“I hope so, I wouldn’t like to be pulling a set of those double jointed trailers on a night like this, so you keep the top side on top and the rubber on the road, I don’t want see you on your lid, when I come back this afternoon.”

“Don’t worry they haven’t got me yet and Steve watch out for the East Pine Hill, it was starting to get a little shiny.”

“You bet my friend and you take care.”

Steve trucked on through the snow and although snow had started to accumulate on the road and the temperature was hovering around the freezing mark he was making good time. He pulled into his usual stop; he filled out his log book, after checking his rig and cleaning the snow off his tail lights he went in and said hello to Jan and filled his coffee cup.

“That new truck of yours sure looked good when you pulled in here, if you change all those yellow lights to green and red ones it would look a lot more like Christmas..”

“I don’t think so Jan, because if I did I would have to admire it from a jail cell, because that is exactly were they would put me for running that many illegal colored clearance lights,” and laughed as he went out the door.

A half an hour later he stopped at the brake check at the top of the East Pine Hill, He checked his air pressure and made sure it was at 120 pounds and then he made a full brake application with the foot valve to make sure he wasn’t losing air when he did.

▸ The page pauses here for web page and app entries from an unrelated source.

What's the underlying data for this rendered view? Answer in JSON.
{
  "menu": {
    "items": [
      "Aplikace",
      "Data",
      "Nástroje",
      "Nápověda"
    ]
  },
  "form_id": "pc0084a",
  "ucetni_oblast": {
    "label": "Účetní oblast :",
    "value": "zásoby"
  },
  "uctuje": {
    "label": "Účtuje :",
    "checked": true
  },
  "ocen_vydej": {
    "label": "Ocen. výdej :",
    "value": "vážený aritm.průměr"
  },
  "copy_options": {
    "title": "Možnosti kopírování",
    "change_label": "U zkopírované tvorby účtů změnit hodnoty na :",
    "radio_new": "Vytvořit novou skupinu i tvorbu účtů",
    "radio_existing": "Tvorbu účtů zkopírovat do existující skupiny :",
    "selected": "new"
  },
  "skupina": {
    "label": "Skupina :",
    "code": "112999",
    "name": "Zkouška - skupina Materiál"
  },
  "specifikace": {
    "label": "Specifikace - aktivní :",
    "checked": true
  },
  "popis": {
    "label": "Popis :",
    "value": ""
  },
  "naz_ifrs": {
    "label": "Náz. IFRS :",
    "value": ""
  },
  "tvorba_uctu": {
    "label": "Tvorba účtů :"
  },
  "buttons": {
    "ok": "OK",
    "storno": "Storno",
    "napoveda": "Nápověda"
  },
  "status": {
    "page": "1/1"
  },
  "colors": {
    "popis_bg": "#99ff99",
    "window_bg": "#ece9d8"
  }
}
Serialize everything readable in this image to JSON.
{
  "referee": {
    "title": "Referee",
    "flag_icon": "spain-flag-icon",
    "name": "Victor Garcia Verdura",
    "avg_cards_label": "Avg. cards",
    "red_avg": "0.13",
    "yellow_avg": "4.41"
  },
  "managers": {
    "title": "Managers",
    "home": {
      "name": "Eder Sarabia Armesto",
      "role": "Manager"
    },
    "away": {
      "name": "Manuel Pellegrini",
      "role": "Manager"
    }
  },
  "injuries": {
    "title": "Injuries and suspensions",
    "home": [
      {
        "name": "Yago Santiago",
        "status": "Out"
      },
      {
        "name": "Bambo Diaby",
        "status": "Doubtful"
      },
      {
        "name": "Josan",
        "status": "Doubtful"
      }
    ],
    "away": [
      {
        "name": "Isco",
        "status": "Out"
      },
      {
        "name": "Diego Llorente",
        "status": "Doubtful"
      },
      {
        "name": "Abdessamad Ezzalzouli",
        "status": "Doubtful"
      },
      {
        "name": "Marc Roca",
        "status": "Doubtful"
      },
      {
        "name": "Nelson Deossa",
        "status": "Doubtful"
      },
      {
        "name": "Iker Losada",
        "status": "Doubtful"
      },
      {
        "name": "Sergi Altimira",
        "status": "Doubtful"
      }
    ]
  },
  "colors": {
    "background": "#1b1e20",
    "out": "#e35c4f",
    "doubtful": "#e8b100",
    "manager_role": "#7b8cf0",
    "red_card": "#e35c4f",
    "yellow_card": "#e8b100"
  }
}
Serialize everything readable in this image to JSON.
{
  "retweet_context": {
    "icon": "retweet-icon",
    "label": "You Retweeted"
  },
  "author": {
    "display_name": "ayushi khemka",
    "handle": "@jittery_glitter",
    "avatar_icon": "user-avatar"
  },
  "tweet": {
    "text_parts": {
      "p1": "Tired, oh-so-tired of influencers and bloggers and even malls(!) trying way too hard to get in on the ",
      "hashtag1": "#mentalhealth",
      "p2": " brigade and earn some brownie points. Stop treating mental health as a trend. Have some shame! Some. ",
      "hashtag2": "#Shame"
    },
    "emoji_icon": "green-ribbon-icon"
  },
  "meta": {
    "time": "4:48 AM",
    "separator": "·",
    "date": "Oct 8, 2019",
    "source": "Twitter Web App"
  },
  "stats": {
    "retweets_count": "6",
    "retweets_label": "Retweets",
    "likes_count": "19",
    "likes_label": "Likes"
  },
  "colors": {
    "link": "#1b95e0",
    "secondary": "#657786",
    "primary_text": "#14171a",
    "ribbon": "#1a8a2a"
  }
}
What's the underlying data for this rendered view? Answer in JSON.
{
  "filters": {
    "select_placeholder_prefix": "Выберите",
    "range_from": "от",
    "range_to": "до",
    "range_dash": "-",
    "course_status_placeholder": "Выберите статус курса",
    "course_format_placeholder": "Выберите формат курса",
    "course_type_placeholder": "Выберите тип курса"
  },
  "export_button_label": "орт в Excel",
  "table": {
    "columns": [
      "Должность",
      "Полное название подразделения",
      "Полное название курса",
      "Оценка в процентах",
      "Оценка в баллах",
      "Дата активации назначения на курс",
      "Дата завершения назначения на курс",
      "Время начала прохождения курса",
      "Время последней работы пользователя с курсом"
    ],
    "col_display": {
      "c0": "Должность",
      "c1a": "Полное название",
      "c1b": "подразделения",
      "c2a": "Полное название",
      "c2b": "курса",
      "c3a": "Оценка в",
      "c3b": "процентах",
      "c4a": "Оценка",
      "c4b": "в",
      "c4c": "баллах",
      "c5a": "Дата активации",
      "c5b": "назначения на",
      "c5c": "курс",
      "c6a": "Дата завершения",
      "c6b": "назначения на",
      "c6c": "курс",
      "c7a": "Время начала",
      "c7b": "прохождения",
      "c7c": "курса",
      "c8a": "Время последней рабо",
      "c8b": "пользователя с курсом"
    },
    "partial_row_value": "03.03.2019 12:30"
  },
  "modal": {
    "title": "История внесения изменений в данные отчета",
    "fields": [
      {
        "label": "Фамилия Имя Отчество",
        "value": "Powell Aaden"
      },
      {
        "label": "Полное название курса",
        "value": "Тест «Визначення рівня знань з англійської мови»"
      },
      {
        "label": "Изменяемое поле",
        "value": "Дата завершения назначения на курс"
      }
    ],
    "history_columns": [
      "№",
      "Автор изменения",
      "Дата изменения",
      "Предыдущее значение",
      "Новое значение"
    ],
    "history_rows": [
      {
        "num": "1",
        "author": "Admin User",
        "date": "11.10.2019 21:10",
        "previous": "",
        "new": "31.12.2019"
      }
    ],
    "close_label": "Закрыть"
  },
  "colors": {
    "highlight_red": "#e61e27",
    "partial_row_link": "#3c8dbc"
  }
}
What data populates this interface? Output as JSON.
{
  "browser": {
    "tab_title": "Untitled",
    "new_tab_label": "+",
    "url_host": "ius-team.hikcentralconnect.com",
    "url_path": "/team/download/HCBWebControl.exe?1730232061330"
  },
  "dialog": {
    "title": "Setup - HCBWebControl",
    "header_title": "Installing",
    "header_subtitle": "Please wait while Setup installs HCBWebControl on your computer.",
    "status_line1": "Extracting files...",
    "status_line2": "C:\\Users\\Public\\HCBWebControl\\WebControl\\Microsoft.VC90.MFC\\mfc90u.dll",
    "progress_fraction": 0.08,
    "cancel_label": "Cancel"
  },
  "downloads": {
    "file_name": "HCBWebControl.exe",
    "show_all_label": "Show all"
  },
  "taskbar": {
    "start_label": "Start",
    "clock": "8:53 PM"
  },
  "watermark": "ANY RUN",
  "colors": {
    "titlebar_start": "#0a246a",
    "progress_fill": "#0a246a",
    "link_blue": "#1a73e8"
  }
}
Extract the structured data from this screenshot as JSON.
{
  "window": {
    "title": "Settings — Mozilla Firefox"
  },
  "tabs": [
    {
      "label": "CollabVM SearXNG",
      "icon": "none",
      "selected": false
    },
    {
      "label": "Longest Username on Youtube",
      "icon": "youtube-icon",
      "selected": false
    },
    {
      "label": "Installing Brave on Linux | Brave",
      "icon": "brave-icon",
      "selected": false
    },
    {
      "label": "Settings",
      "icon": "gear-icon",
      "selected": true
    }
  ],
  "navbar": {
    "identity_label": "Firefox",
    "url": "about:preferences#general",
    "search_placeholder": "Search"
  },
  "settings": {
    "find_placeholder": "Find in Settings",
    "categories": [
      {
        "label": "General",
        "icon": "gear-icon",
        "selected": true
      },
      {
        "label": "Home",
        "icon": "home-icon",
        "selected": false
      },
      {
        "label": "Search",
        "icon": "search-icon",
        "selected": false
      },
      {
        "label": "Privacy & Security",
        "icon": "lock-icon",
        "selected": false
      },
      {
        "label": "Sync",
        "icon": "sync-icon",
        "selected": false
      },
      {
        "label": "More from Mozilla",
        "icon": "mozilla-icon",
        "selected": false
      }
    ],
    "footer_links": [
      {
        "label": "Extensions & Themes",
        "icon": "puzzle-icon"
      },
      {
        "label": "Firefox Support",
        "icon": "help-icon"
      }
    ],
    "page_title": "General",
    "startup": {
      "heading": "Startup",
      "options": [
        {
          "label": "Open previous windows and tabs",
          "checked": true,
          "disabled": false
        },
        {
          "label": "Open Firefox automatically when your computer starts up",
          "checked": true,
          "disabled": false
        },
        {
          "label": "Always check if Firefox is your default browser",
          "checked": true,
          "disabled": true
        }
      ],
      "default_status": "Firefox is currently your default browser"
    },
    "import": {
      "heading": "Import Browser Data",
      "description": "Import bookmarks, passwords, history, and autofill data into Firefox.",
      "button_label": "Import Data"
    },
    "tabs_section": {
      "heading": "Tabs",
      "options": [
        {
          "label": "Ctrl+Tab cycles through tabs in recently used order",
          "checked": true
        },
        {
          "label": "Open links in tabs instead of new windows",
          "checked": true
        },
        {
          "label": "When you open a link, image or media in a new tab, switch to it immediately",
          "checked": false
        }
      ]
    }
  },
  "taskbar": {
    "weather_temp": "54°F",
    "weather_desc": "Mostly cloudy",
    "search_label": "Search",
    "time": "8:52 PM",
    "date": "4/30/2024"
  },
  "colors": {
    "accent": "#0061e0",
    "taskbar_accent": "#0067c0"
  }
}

Then he got out, to check the road surface, it was a little slippery, but not enough to concern him, so he got back in the truck, logged in the brake check and started down the hill cautiously after he had removed the yellow lens from his big driving lights.

He went down around the first corner and it wasn’t to bad, but as the road got steeper, he notice that some one had skidded their brakes, it was pure ice and when he hit the spot his Jake brake started to lock up his drivers and he was starting to jack knife.

He reached over and turned off the Jake and let his drivers start to roll again as he moved over a bit to the shoulder of the road that looked a little darker then the shiny tracks down the road, he then feathered his brakes with the foot pedal and started to slow down. He went around the next two bad corners, under control and onto the bridge. As he climbed the hill on the other side he kind of look up and softly said to him self, “Bill Ivors, the next time I see you I’m going to give you a big fat kiss.”

At that precise instant Bill Ivors woke up in his bed, from a very deep sleep, next to his wife Jeanne, at home with an over welling urge to go to the bathroom and wash out his mouth with mouthwash.

Steve drove the rest of the trip with a lit right foot, although snow was starting to lighten up there was a lot of traffic starting to move at this time of the morning and you never knew when some one would make a mistake and end up coming across the road at you.

Go to Chapter 12